In the absence of federal leadership, Montana is not the only state that is acting. Virtually every state has a program or policy in place that directly or indirectly is resulting in a reduction of greenhouse gas emissions. Dozens of major corporations have made substantial voluntary commitments to help control climate change, and many favor a regime of compulsory emission reduction. As we saw in the effort to control ozone depleting chemicals, voluntary efforts are picking up in anticipation of federal action. As we continue to advocate for that federal action, the private sector and the nonprofit sector and international institutions are developing structures that will facilitate trading in greenhouse gas pollution credits, as well as other mechanisms for implementing binding emission reductions.

Corporations and local governments, in other words, are ready for the federal government to get serious about confronting global warming. Ultimately, solving the problem of climate change will need to involve not just politicians, but engineers and consumers and universities and every sector of the economy. Members of your class will do a great deal to bring this vast project along. Your work, and the work of others, will help us to revolutionize how we generate and consume energy, and how we manage our relationship with the natural world.

As you leave here to confront these challenges and embrace these opportunities, my final admonition is that you take the time to enjoy yourselves. Throughout my years in government, I got to the office early, and I worked very hard. But unless I had a meeting with the Administrator, or the Secretary or the White House, I made sure to leave the office by 4:30. Most of my time away from work I got to spend with my children, and I don’t think anything else in my life has meant more to me than they have.

At the time I started my career, many professions still were staffed predominantly by men. It was sometimes said that women who wanted to have families couldn’t be successful professionals. I like to think that in government, I helped to demonstrate that women—and men too—could have a serious career and also have a family and a life outside of work. For me, my life outside of work has always been a source of strength and inspiration, and I hope yours can be that for you.

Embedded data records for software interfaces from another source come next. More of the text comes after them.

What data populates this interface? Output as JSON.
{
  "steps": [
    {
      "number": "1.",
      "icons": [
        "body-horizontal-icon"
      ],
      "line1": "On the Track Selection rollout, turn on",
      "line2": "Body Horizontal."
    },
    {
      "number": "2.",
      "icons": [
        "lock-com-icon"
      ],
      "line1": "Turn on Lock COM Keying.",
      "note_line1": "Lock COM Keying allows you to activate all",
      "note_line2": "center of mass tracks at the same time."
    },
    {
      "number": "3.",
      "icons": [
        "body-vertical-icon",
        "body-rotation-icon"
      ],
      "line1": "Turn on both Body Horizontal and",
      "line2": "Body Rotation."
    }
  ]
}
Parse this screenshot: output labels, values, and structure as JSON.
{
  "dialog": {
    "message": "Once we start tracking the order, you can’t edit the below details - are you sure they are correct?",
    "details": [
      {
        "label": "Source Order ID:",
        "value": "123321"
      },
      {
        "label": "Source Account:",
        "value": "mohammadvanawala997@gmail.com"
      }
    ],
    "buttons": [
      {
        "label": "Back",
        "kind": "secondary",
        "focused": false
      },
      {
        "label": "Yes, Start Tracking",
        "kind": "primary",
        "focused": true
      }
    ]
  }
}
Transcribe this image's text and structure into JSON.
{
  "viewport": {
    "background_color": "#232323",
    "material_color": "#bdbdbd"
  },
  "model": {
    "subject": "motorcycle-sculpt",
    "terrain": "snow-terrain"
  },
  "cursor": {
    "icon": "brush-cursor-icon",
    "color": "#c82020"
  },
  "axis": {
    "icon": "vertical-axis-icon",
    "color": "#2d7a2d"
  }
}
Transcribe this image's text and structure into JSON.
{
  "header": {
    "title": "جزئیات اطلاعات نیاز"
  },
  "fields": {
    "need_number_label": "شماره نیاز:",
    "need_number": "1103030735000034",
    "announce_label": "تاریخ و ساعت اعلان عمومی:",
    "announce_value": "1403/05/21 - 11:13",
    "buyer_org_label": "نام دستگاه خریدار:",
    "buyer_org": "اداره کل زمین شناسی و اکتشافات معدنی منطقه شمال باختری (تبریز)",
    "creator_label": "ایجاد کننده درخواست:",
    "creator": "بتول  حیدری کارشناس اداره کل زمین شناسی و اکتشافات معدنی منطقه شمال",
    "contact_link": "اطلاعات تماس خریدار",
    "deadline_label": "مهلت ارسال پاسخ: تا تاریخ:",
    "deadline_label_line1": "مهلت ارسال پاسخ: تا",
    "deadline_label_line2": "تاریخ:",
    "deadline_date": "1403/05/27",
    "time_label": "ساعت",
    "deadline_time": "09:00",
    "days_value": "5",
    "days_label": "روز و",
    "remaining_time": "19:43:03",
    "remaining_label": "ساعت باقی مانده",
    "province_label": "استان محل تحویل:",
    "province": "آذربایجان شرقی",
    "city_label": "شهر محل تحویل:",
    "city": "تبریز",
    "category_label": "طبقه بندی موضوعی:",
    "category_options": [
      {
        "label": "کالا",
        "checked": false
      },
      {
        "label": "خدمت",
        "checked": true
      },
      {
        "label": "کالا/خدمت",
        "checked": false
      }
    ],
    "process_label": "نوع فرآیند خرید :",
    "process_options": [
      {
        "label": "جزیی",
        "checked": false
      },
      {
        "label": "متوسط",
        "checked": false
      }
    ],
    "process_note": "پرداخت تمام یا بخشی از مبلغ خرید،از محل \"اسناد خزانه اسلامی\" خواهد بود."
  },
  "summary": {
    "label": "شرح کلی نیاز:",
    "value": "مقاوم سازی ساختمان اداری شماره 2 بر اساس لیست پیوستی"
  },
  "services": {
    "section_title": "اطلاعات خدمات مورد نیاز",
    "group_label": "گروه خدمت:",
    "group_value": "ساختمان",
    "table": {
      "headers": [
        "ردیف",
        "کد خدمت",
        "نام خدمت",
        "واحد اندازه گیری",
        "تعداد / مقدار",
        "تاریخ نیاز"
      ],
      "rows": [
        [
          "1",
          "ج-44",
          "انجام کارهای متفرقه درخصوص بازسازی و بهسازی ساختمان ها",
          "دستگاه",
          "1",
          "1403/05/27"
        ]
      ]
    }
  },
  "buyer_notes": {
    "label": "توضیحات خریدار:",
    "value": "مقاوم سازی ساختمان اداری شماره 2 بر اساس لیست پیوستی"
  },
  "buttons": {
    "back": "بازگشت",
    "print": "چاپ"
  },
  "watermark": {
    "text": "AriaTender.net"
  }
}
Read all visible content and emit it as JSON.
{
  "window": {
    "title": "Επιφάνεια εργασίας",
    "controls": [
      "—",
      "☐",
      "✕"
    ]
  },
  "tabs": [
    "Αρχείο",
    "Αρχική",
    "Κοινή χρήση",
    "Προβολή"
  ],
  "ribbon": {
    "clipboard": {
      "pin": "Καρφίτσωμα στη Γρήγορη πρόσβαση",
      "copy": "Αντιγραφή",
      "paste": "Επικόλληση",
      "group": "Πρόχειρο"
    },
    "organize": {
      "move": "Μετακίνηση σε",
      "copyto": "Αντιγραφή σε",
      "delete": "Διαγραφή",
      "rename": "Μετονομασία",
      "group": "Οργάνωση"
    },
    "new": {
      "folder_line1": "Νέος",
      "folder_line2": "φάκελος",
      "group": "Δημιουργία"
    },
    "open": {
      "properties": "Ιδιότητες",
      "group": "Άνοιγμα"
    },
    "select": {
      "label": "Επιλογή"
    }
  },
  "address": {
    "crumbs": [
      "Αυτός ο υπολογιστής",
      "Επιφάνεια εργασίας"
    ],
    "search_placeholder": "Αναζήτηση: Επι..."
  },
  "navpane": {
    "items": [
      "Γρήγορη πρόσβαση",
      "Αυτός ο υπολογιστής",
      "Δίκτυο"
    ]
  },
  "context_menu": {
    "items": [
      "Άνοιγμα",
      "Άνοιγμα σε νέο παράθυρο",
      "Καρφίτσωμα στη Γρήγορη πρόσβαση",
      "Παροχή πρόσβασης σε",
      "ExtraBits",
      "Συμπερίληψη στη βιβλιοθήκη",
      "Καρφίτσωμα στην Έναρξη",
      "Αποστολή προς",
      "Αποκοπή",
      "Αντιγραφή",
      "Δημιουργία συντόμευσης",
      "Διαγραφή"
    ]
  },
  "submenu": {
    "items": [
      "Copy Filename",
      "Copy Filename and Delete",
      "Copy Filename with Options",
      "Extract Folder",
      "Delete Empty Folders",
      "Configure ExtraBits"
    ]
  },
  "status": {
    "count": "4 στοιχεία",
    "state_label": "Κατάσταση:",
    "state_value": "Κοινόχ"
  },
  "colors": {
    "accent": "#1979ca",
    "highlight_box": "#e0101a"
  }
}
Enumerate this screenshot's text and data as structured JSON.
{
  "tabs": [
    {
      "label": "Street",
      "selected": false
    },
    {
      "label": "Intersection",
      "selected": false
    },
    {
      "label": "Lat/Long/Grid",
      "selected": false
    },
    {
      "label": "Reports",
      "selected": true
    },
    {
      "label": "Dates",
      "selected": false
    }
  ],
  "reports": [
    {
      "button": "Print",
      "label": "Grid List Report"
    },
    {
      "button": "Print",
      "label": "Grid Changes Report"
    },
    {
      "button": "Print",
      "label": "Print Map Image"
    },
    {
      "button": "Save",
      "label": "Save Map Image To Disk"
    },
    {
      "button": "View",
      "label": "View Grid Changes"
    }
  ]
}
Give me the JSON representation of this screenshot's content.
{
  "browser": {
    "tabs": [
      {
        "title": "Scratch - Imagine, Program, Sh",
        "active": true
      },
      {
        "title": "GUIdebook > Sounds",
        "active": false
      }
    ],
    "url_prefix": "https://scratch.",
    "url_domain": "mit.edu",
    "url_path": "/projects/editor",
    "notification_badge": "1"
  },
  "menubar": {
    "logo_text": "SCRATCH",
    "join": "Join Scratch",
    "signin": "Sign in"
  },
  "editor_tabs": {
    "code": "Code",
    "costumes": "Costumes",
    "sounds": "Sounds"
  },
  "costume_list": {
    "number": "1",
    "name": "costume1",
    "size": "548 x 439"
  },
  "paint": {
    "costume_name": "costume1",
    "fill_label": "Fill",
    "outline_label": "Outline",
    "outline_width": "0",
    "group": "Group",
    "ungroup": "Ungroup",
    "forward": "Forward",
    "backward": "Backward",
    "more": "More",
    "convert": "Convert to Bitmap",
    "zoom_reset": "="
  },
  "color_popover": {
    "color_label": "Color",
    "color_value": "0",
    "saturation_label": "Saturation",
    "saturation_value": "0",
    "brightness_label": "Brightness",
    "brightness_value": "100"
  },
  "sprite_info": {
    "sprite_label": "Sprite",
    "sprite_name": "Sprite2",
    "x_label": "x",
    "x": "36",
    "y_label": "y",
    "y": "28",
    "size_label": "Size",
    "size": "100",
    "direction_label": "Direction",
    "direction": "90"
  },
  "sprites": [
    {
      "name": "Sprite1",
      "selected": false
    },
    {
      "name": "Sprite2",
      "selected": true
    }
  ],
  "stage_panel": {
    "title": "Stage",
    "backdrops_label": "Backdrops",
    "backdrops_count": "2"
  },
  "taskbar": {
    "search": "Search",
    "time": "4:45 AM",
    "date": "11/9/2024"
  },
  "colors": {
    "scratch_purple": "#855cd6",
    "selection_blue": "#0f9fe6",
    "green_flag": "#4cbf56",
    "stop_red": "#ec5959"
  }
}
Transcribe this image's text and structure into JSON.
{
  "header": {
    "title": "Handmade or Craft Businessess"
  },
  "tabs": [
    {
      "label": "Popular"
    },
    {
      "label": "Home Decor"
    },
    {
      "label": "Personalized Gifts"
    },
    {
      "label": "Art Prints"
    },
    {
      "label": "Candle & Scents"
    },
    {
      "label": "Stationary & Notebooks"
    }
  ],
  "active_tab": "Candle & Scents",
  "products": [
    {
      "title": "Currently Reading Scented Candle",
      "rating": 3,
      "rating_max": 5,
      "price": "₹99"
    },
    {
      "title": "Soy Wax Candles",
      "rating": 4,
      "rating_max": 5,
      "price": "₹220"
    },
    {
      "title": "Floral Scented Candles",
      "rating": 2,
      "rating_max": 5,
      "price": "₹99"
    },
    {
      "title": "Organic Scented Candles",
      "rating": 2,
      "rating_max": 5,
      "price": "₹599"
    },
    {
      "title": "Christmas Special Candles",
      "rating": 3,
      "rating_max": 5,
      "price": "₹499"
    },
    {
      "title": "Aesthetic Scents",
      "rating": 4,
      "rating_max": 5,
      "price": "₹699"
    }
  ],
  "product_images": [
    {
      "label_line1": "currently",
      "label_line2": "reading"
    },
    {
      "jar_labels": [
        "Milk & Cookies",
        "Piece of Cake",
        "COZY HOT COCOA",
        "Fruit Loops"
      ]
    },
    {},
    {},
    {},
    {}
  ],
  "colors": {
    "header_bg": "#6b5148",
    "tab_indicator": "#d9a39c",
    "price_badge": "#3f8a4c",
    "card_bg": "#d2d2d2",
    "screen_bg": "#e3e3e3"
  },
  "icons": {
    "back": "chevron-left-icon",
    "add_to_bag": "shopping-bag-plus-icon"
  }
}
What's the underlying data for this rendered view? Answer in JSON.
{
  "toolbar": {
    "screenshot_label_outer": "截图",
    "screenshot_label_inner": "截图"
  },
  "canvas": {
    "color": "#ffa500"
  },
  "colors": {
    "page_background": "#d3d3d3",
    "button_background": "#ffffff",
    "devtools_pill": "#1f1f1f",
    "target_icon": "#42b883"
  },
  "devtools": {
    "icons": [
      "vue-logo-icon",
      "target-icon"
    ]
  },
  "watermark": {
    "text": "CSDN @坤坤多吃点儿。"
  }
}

So, yes, the world is your oyster. Have fun. Laugh often. Visit Glacier Park while the glaciers are still there. And spend time with the people most important to you.